*** Opening EXCERPTED RECORDS ***
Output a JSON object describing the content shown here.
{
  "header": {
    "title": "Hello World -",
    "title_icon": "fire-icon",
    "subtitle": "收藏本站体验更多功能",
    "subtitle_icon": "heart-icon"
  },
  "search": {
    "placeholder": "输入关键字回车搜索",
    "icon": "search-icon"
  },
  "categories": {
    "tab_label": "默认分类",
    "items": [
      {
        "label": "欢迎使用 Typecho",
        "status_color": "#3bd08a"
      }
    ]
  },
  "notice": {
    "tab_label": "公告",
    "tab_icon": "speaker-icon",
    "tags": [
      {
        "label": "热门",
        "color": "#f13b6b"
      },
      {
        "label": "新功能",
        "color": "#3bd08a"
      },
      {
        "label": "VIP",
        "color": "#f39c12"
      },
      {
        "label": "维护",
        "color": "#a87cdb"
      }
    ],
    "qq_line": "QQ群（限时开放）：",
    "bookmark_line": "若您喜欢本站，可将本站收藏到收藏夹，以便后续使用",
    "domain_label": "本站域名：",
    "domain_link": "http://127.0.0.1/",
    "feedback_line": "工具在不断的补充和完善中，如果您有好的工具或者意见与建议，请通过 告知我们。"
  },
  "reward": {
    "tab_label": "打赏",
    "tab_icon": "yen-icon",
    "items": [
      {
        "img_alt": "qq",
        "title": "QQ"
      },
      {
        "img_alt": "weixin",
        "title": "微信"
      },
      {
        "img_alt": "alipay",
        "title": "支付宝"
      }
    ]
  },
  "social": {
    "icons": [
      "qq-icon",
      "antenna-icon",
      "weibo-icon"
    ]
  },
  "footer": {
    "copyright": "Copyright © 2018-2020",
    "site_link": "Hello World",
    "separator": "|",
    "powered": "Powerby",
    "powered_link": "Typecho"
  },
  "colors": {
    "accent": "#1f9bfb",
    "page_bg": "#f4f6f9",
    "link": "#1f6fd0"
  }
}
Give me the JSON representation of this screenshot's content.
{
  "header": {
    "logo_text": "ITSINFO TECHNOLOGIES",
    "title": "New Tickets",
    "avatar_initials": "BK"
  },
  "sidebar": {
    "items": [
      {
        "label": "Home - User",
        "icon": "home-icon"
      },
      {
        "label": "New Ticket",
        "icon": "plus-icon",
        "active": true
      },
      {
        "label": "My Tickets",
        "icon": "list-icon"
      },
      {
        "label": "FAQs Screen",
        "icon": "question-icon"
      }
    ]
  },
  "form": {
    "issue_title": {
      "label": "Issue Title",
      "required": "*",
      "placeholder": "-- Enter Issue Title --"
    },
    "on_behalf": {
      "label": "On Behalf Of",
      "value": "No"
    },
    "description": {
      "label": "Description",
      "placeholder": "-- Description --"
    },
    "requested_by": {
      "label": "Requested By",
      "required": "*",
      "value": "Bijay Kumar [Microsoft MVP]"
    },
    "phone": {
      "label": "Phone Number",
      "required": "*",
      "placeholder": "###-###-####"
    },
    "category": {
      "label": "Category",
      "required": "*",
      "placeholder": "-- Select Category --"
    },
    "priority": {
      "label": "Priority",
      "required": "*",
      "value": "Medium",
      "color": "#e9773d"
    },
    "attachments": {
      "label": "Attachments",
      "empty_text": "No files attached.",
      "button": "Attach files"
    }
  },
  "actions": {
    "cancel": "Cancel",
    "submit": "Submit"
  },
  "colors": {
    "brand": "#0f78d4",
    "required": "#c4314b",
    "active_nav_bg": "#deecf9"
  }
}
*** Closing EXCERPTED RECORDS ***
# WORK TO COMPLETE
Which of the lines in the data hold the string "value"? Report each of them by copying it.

# ANSWER TO THIS EXERCISE
      "value": "No"
      "value": "Bijay Kumar [Microsoft MVP]"
      "value": "Medium",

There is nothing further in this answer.